Ste. I pr'ythee now, lead the way, without any more talking. Trinculo, the king and all our company being drown'd, we will inherit here.- Here ; bear my bottle! Fellow Trinculo, we'll fill him by and by again. Cal. (Sings drunkenly.] Farewell master; farewell,
at least thews the existence of the word at the time, and in Shakespeare's sense. WARTON.
I take Mr. Warton's bed of fiammel colour to be a mistake for fiammel colour, i. e. of a light red colour. The light, pale flancmel is mentioned in Ph. Holland's translation of Pliny's Nat. Hift. and is also there styled the light red, and fresh luffy gallant, p. 269 and 261. See also flammel in Ainsworth's Dict. TOLLET. In Jonson's Underwoods, see the following paffage :
" Red-hood the first that doth appear
“ In famel, scarlet is too dear."** And in Fletcher's Woman-hater :
“ Humble herself in an old ftamel petticoat." So in Middleton's Masque of the World toss'd at tennis :
• They wear flammel cloaks instead of scarlet.” So in The Return from Parnasus, 3606.
“ Some famcl weaver, or some butcher's son.” Again, in The Turk turn's Chriftian, 1612.
" That fellow in the fiammel hose is one of them." Again, in Friar Bacon and Friar Bungay, 1599.
" That seem'd fo stately in her fammel red.” Again, in Monfeur D'Olive, 1606.
-like those creatures
“ To-morrow next in fiammell.” Theobald had very reasonably proposed to read fea-malls, or sea-mells. An e, by these careless printers, was early changed into a c, and from this accident, I believe, all the difficulty arises, the word having been spelt by the transcriber seamels. Willoughby mentions the bird as Theobald has informed us. Had Mr. Holt told us in what part of England fcamels are called fiams, more attention would have been paid to his aflertion. · I should suppose, at all events, a bird to have been design'd, as young and old fish are taken with equal facility; but young birds are more easily surprised than old ones. Besides, Caliban had already proffered to fish for Trinculo. In Cavendith's second voyage, the sailors eat young gulls at the ille of Penguins. STEEVENS.
Cal. Cal. No more dams I'll make for fish;
Nor fetch in firing
Has a new master-Get a new Man.
hey-day, freedom ! Ste. O brave monster! lead the way. [Exeunt.
A CT III. SCENE I.
Before Prospero's cell.
Eiter Ferdinand, bearing a log.
Weeps when she sees me work; and says, such baseness · Had ne'er like executor. I forget:

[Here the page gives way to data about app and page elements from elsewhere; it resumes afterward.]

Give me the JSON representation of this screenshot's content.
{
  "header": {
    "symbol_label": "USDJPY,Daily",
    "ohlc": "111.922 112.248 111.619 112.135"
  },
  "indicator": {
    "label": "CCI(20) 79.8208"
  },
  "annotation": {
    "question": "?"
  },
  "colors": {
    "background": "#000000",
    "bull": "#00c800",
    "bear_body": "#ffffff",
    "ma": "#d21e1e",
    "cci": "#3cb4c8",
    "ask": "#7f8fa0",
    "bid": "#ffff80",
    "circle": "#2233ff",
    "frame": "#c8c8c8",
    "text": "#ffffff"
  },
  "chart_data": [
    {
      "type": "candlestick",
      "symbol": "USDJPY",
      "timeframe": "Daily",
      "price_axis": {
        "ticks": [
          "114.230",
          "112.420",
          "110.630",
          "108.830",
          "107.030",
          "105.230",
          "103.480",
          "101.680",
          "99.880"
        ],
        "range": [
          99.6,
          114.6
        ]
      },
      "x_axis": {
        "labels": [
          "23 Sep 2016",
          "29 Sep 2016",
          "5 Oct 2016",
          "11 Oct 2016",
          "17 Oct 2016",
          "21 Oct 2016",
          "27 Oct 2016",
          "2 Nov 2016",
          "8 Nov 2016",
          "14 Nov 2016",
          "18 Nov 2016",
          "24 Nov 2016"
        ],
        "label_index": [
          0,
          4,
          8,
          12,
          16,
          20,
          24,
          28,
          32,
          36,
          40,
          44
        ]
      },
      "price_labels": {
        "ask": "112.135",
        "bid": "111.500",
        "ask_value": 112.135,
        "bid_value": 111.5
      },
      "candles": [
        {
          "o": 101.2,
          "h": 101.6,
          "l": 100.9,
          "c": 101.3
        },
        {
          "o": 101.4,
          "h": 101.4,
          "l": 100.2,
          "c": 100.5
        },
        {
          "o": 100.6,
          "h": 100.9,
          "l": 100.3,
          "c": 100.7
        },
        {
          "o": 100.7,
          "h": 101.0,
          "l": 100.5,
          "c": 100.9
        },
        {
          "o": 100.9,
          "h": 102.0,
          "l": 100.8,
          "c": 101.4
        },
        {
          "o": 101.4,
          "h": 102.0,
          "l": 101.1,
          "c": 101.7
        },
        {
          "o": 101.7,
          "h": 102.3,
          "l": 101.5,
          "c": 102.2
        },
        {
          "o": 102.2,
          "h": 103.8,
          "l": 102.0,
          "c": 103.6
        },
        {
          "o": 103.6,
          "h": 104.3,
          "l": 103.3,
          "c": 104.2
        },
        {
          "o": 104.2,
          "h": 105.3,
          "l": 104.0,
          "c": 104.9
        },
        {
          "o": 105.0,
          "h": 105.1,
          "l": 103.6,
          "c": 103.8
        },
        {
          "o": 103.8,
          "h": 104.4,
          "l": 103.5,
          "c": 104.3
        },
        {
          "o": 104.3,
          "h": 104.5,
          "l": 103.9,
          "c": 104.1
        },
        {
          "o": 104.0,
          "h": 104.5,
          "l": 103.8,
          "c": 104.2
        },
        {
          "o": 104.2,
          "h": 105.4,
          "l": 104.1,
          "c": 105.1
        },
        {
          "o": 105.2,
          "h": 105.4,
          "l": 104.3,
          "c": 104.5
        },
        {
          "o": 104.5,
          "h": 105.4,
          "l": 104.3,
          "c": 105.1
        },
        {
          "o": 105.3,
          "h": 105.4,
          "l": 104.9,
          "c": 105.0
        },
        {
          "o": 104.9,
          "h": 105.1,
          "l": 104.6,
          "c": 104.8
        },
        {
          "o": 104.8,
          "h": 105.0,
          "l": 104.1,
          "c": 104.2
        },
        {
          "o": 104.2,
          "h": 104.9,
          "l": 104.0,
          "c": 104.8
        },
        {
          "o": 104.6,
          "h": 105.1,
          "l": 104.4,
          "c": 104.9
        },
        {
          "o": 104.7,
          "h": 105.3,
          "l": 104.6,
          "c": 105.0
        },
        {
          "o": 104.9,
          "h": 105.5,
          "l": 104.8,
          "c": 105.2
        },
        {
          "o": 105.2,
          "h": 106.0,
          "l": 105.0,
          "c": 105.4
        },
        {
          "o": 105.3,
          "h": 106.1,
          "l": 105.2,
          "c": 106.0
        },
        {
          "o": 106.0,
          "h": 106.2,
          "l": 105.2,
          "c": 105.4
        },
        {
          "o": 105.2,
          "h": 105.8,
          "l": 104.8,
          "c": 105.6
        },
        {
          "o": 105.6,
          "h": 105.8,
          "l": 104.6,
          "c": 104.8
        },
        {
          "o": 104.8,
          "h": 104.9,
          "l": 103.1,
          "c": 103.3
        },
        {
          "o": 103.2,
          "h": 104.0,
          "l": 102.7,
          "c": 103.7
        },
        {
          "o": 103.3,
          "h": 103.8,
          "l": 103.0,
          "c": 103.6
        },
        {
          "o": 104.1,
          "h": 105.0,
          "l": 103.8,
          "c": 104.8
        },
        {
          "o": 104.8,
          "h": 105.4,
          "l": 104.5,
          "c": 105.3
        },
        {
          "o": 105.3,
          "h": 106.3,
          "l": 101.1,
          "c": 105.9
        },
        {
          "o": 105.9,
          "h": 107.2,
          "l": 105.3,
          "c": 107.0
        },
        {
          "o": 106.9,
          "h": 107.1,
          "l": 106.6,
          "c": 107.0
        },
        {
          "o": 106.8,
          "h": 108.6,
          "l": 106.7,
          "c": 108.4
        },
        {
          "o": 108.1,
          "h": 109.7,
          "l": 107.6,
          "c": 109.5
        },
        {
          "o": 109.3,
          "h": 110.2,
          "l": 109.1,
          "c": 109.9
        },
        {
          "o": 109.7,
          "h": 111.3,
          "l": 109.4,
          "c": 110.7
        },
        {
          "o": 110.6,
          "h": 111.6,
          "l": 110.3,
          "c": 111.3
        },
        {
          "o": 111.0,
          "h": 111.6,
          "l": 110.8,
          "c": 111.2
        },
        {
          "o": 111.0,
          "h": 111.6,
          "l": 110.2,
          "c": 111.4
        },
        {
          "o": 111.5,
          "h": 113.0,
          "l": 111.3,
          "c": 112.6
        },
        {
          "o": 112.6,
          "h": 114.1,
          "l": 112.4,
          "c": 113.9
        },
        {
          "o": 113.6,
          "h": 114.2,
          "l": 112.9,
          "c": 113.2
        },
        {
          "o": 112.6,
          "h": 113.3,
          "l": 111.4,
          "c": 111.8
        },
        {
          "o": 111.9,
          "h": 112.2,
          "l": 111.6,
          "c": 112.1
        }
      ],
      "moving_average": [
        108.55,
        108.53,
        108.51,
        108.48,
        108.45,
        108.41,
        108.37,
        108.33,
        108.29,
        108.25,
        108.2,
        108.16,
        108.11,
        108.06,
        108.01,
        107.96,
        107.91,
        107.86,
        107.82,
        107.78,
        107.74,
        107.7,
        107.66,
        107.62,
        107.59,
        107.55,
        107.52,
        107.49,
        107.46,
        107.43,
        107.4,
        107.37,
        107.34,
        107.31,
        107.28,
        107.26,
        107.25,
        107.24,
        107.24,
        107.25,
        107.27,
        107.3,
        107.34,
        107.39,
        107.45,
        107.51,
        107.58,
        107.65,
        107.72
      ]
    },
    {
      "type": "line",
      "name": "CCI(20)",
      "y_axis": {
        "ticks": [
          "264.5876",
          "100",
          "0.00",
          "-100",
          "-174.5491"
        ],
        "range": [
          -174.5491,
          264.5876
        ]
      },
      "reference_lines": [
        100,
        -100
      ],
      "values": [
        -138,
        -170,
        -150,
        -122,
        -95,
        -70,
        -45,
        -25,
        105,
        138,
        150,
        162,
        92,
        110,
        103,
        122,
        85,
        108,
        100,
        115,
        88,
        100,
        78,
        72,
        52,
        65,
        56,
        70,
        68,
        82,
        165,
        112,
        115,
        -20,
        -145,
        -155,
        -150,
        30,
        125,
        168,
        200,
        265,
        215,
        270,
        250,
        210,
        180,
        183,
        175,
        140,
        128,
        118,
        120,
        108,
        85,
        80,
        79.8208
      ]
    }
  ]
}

" trencher,] The old copy reads trenchering:
STEEVENS. are painful;] i. e. laborious. STEEVENS. 3 but their labour
Delight in them fets off:] Molliter auíterum ftudio fallente laborem. Hor. fat. 2. lib. ii.